[App and web page records]

■ ■ ■ ■

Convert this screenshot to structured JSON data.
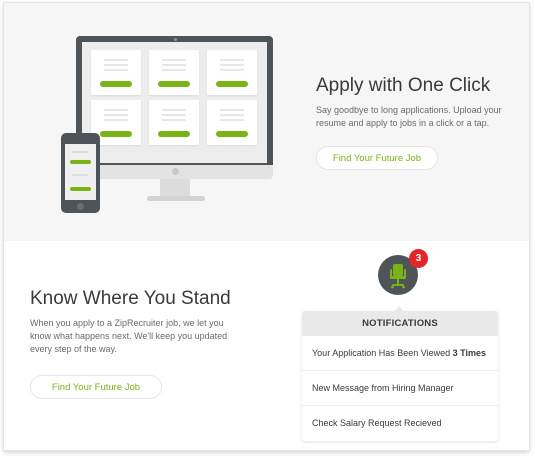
{
  "apply": {
    "title": "Apply with One Click",
    "description": "Say goodbye to long applications. Upload your resume and apply to jobs in a click or a tap.",
    "cta_label": "Find Your Future Job"
  },
  "know": {
    "title": "Know Where You Stand",
    "description": "When you apply to a ZipRecruiter job, we let you know what happens next. We'll keep you updated every step of the way.",
    "cta_label": "Find Your Future Job"
  },
  "notifications": {
    "badge_count": "3",
    "header": "NOTIFICATIONS",
    "items": [
      {
        "text": "Your Application Has Been Viewed ",
        "emphasis": "3 Times"
      },
      {
        "text": "New Message from Hiring Manager",
        "emphasis": ""
      },
      {
        "text": "Check Salary Request Recieved",
        "emphasis": ""
      }
    ]
  },
  "colors": {
    "accent": "#7ab317",
    "badge": "#e4262b",
    "device_dark": "#4f5459"
  },
  "icons": {
    "notification": "office-chair-icon"
  }
}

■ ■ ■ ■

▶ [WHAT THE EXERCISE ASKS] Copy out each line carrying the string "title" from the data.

▶ [OUTPUT OF THE EXERCISE]
    "title": "Apply with One Click",
    "title": "Know Where You Stand",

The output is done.